▸ Work order:
Return each line of the records holding the string "char".

── Task data

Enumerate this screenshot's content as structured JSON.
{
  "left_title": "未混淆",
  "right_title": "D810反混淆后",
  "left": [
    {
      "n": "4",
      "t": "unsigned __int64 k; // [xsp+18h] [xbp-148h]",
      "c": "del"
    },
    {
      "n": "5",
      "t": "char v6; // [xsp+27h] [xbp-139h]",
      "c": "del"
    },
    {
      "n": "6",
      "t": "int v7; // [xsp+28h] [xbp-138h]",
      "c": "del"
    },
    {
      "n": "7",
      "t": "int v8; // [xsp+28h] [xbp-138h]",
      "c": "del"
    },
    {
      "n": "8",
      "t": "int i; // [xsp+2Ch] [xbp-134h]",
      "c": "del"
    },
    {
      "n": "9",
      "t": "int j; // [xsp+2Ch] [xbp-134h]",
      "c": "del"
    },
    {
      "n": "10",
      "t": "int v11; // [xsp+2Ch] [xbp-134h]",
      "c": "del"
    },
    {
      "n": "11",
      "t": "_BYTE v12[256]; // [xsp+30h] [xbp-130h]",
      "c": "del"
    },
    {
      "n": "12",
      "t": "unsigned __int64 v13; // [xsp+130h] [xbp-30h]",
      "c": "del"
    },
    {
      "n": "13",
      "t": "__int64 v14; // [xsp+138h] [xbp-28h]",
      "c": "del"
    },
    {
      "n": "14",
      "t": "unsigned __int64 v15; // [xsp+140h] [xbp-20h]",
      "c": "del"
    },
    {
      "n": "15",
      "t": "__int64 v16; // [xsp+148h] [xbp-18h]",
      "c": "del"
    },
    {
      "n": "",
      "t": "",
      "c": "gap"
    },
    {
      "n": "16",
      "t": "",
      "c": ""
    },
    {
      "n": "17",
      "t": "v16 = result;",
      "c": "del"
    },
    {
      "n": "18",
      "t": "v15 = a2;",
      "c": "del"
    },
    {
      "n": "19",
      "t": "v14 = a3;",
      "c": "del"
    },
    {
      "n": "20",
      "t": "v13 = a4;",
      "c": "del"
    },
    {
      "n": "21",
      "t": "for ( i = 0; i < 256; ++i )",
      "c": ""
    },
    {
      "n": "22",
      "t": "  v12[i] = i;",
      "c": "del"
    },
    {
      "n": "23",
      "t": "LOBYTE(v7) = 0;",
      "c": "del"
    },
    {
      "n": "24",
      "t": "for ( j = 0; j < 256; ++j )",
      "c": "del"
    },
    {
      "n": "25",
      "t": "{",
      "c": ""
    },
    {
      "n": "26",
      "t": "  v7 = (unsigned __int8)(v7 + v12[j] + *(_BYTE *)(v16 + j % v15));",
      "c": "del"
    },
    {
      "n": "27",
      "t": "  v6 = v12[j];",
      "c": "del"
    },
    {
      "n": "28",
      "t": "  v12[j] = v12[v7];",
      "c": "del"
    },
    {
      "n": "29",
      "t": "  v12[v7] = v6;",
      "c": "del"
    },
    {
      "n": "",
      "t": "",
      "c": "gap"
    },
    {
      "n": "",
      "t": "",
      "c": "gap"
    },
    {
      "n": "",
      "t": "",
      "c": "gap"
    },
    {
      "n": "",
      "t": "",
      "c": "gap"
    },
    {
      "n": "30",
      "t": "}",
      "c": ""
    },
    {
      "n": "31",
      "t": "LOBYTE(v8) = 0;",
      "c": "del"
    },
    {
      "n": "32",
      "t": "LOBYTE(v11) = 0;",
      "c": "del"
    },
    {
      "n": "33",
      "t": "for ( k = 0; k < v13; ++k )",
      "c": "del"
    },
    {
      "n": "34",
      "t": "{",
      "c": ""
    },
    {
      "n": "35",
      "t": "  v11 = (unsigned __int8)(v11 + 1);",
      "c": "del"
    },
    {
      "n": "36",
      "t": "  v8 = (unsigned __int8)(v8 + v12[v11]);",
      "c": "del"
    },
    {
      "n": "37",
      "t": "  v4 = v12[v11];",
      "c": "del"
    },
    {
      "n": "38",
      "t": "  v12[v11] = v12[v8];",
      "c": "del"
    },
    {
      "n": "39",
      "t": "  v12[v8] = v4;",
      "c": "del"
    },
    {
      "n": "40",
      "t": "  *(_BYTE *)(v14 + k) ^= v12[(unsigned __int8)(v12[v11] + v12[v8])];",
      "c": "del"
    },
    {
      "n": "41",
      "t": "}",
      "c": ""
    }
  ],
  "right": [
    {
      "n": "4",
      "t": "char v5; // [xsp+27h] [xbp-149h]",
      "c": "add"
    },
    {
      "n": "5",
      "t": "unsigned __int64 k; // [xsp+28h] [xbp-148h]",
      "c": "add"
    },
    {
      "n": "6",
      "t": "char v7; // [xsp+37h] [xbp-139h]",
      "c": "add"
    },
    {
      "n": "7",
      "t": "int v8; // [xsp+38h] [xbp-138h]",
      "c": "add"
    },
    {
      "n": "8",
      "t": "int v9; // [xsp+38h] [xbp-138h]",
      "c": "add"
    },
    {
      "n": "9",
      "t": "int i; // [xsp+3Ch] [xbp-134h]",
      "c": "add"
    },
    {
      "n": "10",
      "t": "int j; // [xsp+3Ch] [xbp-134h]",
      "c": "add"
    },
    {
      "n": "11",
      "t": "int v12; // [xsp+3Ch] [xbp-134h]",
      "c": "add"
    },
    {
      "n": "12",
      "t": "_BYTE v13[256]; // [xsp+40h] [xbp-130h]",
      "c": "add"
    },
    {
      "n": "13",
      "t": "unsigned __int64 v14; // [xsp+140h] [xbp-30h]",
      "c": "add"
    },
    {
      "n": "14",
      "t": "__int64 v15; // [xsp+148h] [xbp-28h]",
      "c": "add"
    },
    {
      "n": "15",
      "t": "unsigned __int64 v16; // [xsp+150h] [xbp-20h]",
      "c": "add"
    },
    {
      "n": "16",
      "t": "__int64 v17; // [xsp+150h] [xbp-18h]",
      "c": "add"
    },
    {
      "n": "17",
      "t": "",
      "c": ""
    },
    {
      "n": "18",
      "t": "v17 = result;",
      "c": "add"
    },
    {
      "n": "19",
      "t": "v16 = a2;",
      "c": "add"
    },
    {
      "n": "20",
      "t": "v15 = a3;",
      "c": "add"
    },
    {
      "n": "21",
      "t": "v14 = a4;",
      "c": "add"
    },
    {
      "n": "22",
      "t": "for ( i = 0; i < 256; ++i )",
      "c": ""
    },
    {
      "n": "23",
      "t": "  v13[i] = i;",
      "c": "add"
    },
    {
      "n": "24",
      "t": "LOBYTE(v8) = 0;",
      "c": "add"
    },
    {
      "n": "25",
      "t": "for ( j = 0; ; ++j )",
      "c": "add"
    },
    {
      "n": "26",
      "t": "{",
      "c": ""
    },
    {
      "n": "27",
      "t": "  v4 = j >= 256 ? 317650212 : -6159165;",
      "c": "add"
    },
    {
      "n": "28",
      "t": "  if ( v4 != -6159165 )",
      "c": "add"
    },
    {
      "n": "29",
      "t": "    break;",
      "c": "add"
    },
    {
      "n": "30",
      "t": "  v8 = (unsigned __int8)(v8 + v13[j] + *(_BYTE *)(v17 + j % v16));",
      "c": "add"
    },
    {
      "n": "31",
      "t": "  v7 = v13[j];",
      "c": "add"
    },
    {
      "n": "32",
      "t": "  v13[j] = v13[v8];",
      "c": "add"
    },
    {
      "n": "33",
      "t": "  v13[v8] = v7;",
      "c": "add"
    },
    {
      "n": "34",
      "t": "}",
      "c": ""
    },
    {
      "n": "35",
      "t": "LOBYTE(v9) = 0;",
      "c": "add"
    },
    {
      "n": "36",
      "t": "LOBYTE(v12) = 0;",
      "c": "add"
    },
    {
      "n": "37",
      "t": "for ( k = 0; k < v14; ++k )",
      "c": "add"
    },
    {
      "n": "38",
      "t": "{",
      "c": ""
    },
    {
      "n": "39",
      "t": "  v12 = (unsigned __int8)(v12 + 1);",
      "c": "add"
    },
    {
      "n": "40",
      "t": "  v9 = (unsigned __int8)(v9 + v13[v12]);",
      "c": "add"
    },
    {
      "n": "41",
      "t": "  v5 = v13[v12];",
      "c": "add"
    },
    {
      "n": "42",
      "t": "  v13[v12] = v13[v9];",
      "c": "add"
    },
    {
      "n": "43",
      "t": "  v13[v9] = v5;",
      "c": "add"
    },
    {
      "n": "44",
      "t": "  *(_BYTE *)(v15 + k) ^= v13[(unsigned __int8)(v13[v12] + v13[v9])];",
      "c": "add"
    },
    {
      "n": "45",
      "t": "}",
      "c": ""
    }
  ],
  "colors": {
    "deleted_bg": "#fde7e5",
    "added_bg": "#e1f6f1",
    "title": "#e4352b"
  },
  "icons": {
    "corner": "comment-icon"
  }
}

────

▸ Answer area:
      "t": "char v6; // [xsp+27h] [xbp-139h]",
      "t": "char v5; // [xsp+27h] [xbp-149h]",
      "t": "char v7; // [xsp+37h] [xbp-139h]",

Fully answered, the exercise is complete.